Step 1 • Sending Mail to other Mail Servers

The Outgoing Panel

MailServe's Outgoing Mail Setup Panel can be reached via the first (extreme left) button on its Toolbar, below.
Then, look for the Postfix button, at the opposite end (extreme right) of the Toolbar.

Click on the Start Postfix button.

The SMTP port status indicator at the bottom-left of the window will turn ember for a while and then green . And the Postfix button label will show "Restart Postfix". This will be your cue that the SMTP server is now active and ready for use. (See the picture below).

It's that easy. Your Mac is now ready to send mail as a fully-functioning smtp server.

With the Postfix SMTP server now active, you should be able to send mail from a mail client like running your server machine, as well as any PHP or command-line scripts.

There are a couple of cases where this is not enough and you would have to take the additional step of setting up a Smart Host.

One is where you're on a network whose ISP blocks port 25, thus preventing your server from sending out any mail—unless the mail is routed first through the ISP's designated SMTP server, using it as a Smart Host.

The other is if your server is on a dynamically assigned public IP address and you're finding a lot of your outgoing mail being returned as spam—this is because some mail server admins assume that all mail coming from a dynamic IP address are spam (which is a rather simplistic assumption but never mind).

In either of these cases, the problem can be solved by routing your server's outgoing mail through a Smart Host. Please read the "Setting up a Smart Host" section below.

Sending mail from, running on the server machine

This is how you set up Mail's Account Preferences, running on your server machine, to send mail out the local SMTP server that you had just enabled.

The Incoming Mail Server is any POP or IMAP server that I currently use. The important setting is for the Outgoing Mail Server (SMTP), below, which I've set to "localhost", localhost being the correct technical term for the local server.

This is how I've set up "localhost" and associate it with the, e.g., "" account.

So, if I create a new message in Mail and send it to my intended destination using the "" account, I would be effectively sending it out that local Postfix SMTP server that I had just enabled.

If my ISP doesn't block port 25, and if the destination mail server is not running any spam filter that blocks mail from dynamic IP addresses, then my message would reach its destination.

If not, I'll need to set up a Smart Host (see further below).

Sending mail from a PHP script running on your server

To make this work for PHP, you need to fill in the Masquerade As field with the domain name that you want to make the mail look like its coming from. In my case, I would fill it with "". (Don't forget to do a Restart Postfix.)

Then I would create a PHP script like this, which uses the PHP mail() command, assuming I'm sending to a destination address at :

    $recipient = "";
    $subject = "PHP Mail";
    $body = "Test message body";

    $from = "";

    $headers = "From: $from" . "\r\n" . "Reply-To: $from" . "\r\n" . "X-Mailer: PHP/" . phpversion();

    $additional_parameters = "-r $from";

    $send = mail($recipient, $subject, $body, $headers, $additional_parameters);

    echo $send;

Place this script anywhere on your server and run it by typing the script's URL from a browser.
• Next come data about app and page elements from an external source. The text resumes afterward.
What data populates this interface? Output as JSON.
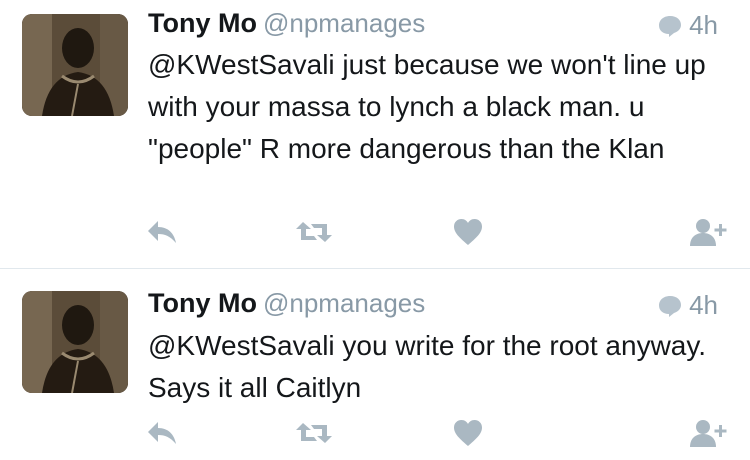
{
  "tweets": [
    {
      "name": "Tony Mo",
      "handle": "@npmanages",
      "time": "4h",
      "text": "@KWestSavali just because we won't line up with your massa to lynch a black man. u \"people\" R more dangerous than the Klan"
    },
    {
      "name": "Tony Mo",
      "handle": "@npmanages",
      "time": "4h",
      "text": "@KWestSavali you write for the root anyway.  Says it all Caitlyn"
    }
  ],
  "colors": {
    "icon": "#aab8c2",
    "meta": "#8899a6",
    "divider": "#e1e8ed"
  },
  "icons": {
    "reply": "reply-icon",
    "retweet": "retweet-icon",
    "like": "heart-icon",
    "follow": "follow-user-icon",
    "time": "reply-count-bubble-icon"
  }
}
If all goes well, you'll see the message appear at your destination. Otherwise, you may need to set up a Smart Host.

Setting up a Smart Host

This is how you set up a Smart Host. First, check with your Internet provider and ask them for an SMTP server you can use as a Smart Host. Ask if you need to authenticate with it, the user name and password you should use, and whether it requires the connection to be made over SSL, or via a port other than port 25.

Enter all these parameters into the MailServe interface, as shown below.

Note : if the Smart Host needs to be contacted on a port other than 25, add the port number after the Smart Host name, after a colon. Like this :

Version 12.0.2 added a new “Use Plain Login” checkbox to the outgoing smtp relay host parameters. This is needed, e.g., if the relay host is, which requires the password authentication mechanism to be of type “plain”, or some such similar smtp servers. If you’re having trouble authenticating with a relay host, try with this option set.

If you prefer not to ask your ISP, then the parameters you should use are probably those you would enter into a Mail client like, if you were to use your ISP's designated outgoing SMTP server as the Outgoing Mail Server in Mail's account preferences.

But do note this : some ISP network admins have set up their SMTP server to, specifically, refuse to relay for mail coming from another mail server, as opposed to a normal mail client. So it's often important to check. Some ISPs may simply unblock port 25 for you, if you would just ask.

If you need to save a list of Smart Hosts, for when you are on different networks or locations, store them in MailServe's Smart Host list. You can pick them up in the popup menu when you're setting the Smart Host.